- Exercise prompt
Read the records below. Copy each line where the string "person" occurs.

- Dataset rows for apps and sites
- - - - -
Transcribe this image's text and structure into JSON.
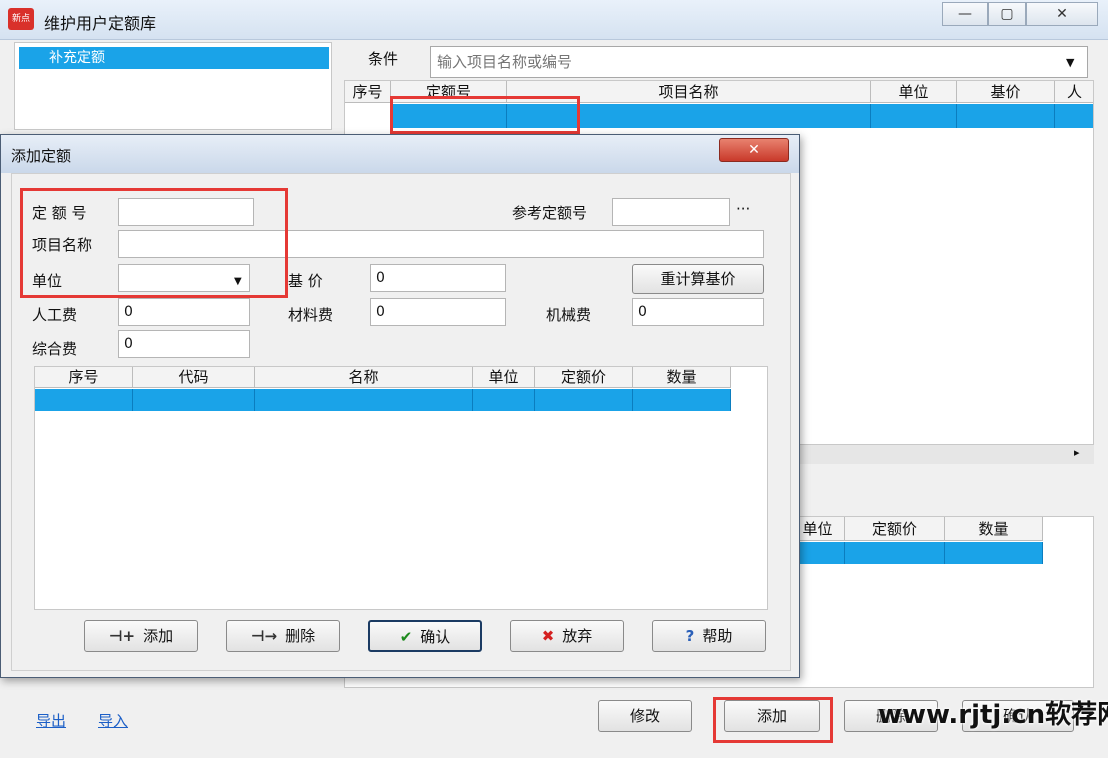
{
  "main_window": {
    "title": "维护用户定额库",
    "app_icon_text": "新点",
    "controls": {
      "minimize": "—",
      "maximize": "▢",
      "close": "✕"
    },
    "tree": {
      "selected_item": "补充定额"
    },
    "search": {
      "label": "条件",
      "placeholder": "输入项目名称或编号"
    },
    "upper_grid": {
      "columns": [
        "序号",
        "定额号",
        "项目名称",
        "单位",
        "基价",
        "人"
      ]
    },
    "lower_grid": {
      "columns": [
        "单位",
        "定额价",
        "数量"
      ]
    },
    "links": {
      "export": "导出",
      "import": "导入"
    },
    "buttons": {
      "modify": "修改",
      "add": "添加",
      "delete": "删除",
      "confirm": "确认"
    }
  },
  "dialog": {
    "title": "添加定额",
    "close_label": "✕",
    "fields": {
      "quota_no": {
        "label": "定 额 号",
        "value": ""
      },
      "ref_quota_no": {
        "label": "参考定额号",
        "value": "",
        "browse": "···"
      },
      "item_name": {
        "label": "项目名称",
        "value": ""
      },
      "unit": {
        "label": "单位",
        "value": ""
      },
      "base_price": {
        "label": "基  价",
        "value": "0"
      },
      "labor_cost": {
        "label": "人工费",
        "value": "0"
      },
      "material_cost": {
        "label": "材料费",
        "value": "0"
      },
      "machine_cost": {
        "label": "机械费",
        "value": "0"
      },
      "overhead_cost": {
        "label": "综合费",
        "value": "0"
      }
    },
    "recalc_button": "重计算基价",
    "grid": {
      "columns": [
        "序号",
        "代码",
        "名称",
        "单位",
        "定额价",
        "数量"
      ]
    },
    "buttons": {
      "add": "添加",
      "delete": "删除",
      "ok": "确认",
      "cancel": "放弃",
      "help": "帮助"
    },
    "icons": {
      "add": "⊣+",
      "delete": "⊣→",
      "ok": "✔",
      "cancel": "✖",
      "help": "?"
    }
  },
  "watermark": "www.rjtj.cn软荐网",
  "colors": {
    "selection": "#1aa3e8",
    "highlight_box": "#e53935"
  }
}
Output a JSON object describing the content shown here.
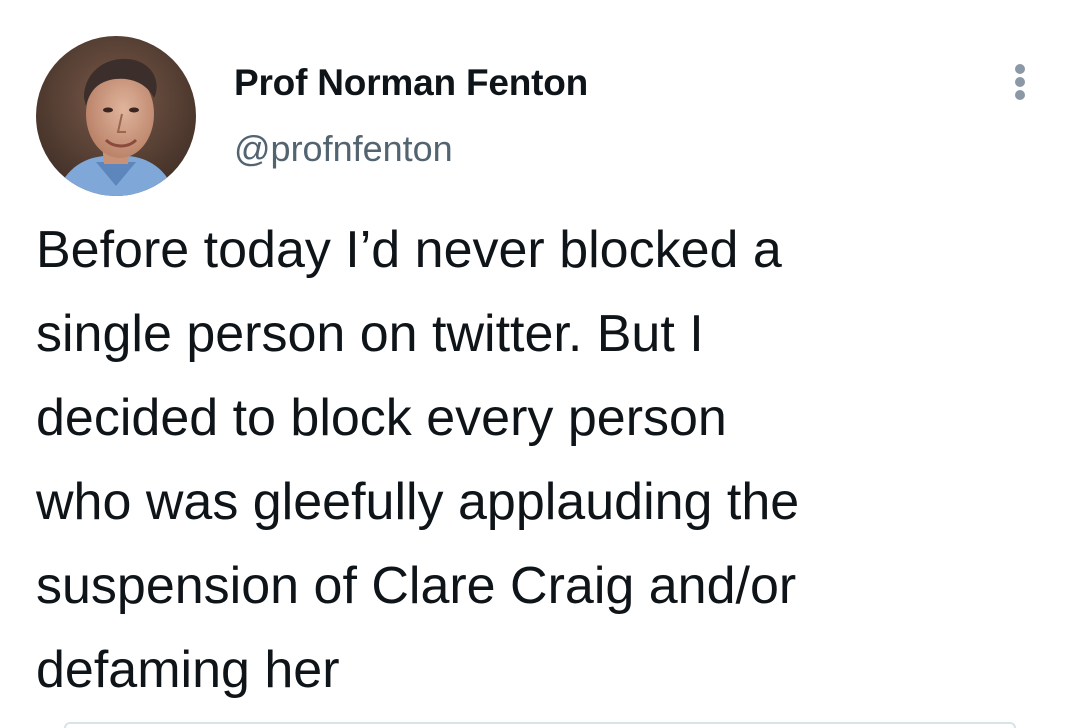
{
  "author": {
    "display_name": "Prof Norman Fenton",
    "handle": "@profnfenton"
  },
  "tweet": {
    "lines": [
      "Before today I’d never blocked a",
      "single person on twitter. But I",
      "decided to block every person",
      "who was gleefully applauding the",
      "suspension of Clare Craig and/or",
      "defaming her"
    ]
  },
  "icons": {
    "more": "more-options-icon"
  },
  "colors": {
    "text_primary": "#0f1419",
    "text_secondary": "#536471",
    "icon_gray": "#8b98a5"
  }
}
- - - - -
- Expected answer
      "single person on twitter. But I",
      "decided to block every person",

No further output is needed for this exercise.